Seeing an ambulance on the field is uncommon in baseball, and Dickerson was tended to for about 18 minutes.
"It looked more scary than it actually was or felt," he said. "I was knocked out, and you bring an ambulance out, as they should have."
With growing concern over concussions, an ambulance was called. But just a few years ago, it may have not been called, and Dickerson may not have had to sit out at least a week.
Concussions and the steps taken after they happen have come a long way.
"It is nice to have all those things to keep you reassured," Dickerson, who was taken to a Richmond hospital, said.
One of the biggest concerns with contact sports is the long-term effect of concussions, especially when they pile up. While Dickerson said this concussion wasn't severe, he suffered a more serious one in his junior year at Indiana.
Dickerson ran to catch a ball and lost track of where he was in the outfield and smashed into a fence. Compared to his most recent one, he said that concussion was "pretty bad."
One of the differences was Dickerson's recovery.
"I ended up playing about a week later but still didn't feel right," he said.
According to Dickerson and Curve manager Carlos Garcia, the outfielder should be back in the lineup on Monday - the same day he comes off the seven-day disabled list.
"Right now he has overcome the steps," Garcia said. "He's clear now from the medical staff. He went through the challenge.
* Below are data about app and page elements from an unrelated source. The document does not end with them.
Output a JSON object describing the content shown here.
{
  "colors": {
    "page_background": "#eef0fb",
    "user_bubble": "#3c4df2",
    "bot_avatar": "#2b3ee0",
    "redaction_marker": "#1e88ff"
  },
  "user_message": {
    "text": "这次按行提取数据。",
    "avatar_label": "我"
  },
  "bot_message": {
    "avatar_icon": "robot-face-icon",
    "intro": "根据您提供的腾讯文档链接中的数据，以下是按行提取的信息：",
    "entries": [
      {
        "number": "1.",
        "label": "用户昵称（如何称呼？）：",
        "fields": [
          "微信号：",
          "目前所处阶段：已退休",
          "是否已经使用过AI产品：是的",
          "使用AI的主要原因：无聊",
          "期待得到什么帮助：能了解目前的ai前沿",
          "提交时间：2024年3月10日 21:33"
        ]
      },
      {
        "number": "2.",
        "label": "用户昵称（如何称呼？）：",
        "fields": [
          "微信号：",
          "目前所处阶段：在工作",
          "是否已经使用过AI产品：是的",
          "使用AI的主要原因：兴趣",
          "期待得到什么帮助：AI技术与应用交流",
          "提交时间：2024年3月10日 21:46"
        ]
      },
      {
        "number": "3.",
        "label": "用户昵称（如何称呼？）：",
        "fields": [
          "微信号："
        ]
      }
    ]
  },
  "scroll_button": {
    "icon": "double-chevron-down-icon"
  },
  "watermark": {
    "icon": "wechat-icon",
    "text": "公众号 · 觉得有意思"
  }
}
Everybody says he is good to go in a few days."
Before he could be cleared to play, Dickerson was forced to take the ImPACT test, which is administered when a player is healthy and again any time he suffers a concussion. He must pass the baseline score he recorded on the original to be cleared.
"It's good to have just to make sure we are safe," Dickerson said of the precautions like the ambulance and tests. "Baseball is definitely not as big a concussion sport as everywhere else."
The concussion was something the third-round draft pick in 2008 didn't need. He was having a tough time adjusting to Double-A, hitting .183 on May 3 before improving to .212.
Dickerson said he wasn't in rhythm with his body but had just found the fix when the concussion occurred.
"It was a piece of my body that stopped working in my swing," he said. "I was just kind of dumb-founded on how to adjust to it over a month. I finally felt it, and it was an immediate [fix]."
Dickerson had hits in nine of 11 games before the injury. Besides his batting average, another thing of concern is the long-term effect of concussions, although Dickerson feels the steps in place could be beneficial to his future.
"There is already enough news stories out there to kind of scare you enough," he said. "You know if you aren't [OK], you aren't going to be dishonest with a doctor these days.''